# [What is required]
Only the lines holding "Fuel" are wanted. Copy every one from the records below.

# [Provided records]
□ □ □ □

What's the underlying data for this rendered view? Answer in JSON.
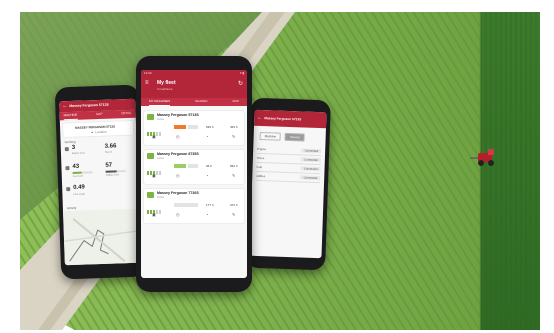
{
  "colors": {
    "brand_red": "#b3263a",
    "field_green_dark": "#3f7a2c",
    "field_green_light": "#8fbf58",
    "status_green": "#7cb342",
    "status_orange": "#f07b2a"
  },
  "main_phone": {
    "status_time": "12:30",
    "title": "My fleet",
    "subtitle": "3 machines",
    "menu_icon": "hamburger-icon",
    "refresh_icon": "refresh-icon",
    "tabs": [
      "MY MACHINES",
      "SHARED",
      "MAP"
    ],
    "machines": [
      {
        "name": "Massey Ferguson 5713S",
        "sub": "Active",
        "hours": "549 h",
        "hours2": "453 h",
        "status": "orange"
      },
      {
        "name": "Massey Ferguson 8735S",
        "sub": "Active",
        "hours": "36 h",
        "hours2": "562 h",
        "status": "green"
      },
      {
        "name": "Massey Ferguson 7726S",
        "sub": "Active",
        "hours": "177 h",
        "hours2": "472 h",
        "status": "none"
      }
    ]
  },
  "left_phone": {
    "title": "Massey Ferguson 5713S",
    "tabs": [
      "MACHINE",
      "MAP",
      "DETAIL"
    ],
    "location_title": "MASSEY FERGUSON 5713S",
    "location_sub": "Location",
    "section": "Working",
    "stats": [
      {
        "value": "3",
        "label": "Engine load"
      },
      {
        "value": "3.66",
        "label": "Speed"
      },
      {
        "value": "43",
        "label": "Fuel level"
      },
      {
        "value": "57",
        "label": "AdBlue level"
      },
      {
        "value": "0.49",
        "label": "Fuel usage"
      }
    ],
    "map_label": "Activity"
  },
  "right_phone": {
    "title": "Massey Ferguson 5713S",
    "buttons": [
      "Machine",
      "Service"
    ],
    "rows": [
      {
        "label": "Engine",
        "value": "Connected"
      },
      {
        "label": "Hours",
        "value": "Connected"
      },
      {
        "label": "Fuel",
        "value": "Connected"
      },
      {
        "label": "AdBlue",
        "value": "Connected"
      }
    ]
  }
}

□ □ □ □

# [Expected answer]
        "label": "Fuel level"
        "label": "Fuel usage"
        "label": "Fuel",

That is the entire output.